### What this task involves
Print a faithful copy of the data below, word for word, with the pictures left out.

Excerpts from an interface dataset

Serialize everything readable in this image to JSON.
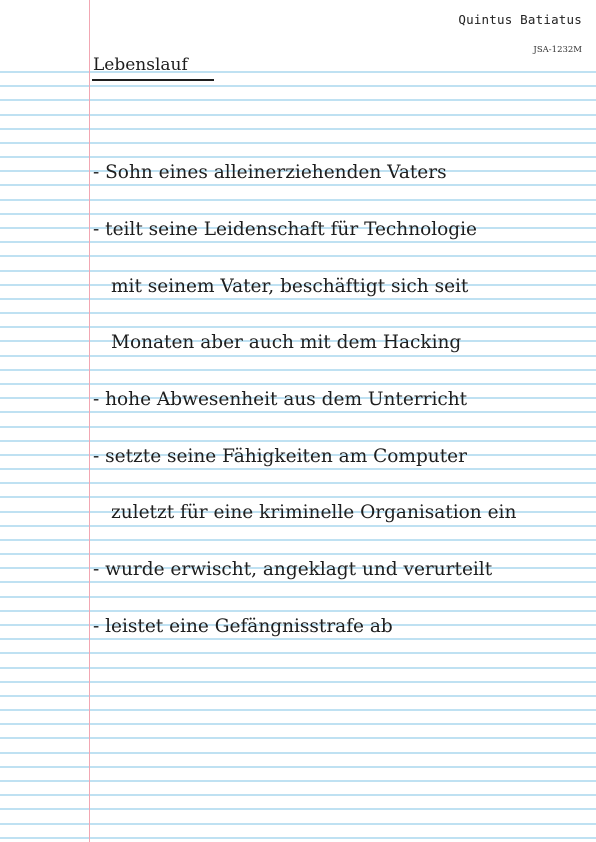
{
  "author": "Quintus Batiatus",
  "doc_id": "JSA-1232M",
  "title": "Lebenslauf",
  "lines": [
    "- Sohn eines alleinerziehenden Vaters",
    "- teilt seine Leidenschaft für Technologie",
    "mit seinem Vater, beschäftigt sich seit",
    "Monaten aber auch mit dem Hacking",
    "- hohe Abwesenheit aus dem Unterricht",
    "- setzte seine Fähigkeiten am Computer",
    "zuletzt für eine kriminelle Organisation ein",
    "- wurde erwischt, angeklagt und verurteilt",
    "- leistet eine Gefängnisstrafe ab"
  ],
  "colors": {
    "rule": "#bfe1f2",
    "margin": "#f2a7b3",
    "ink": "#1e1e1e"
  }
}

### Output for this exercise
Serialize everything readable in this image to JSON.
{
  "author": "Quintus Batiatus",
  "doc_id": "JSA-1232M",
  "title": "Lebenslauf",
  "lines": [
    "- Sohn eines alleinerziehenden Vaters",
    "- teilt seine Leidenschaft für Technologie",
    "mit seinem Vater, beschäftigt sich seit",
    "Monaten aber auch mit dem Hacking",
    "- hohe Abwesenheit aus dem Unterricht",
    "- setzte seine Fähigkeiten am Computer",
    "zuletzt für eine kriminelle Organisation ein",
    "- wurde erwischt, angeklagt und verurteilt",
    "- leistet eine Gefängnisstrafe ab"
  ],
  "colors": {
    "rule": "#bfe1f2",
    "margin": "#f2a7b3",
    "ink": "#1e1e1e"
  }
}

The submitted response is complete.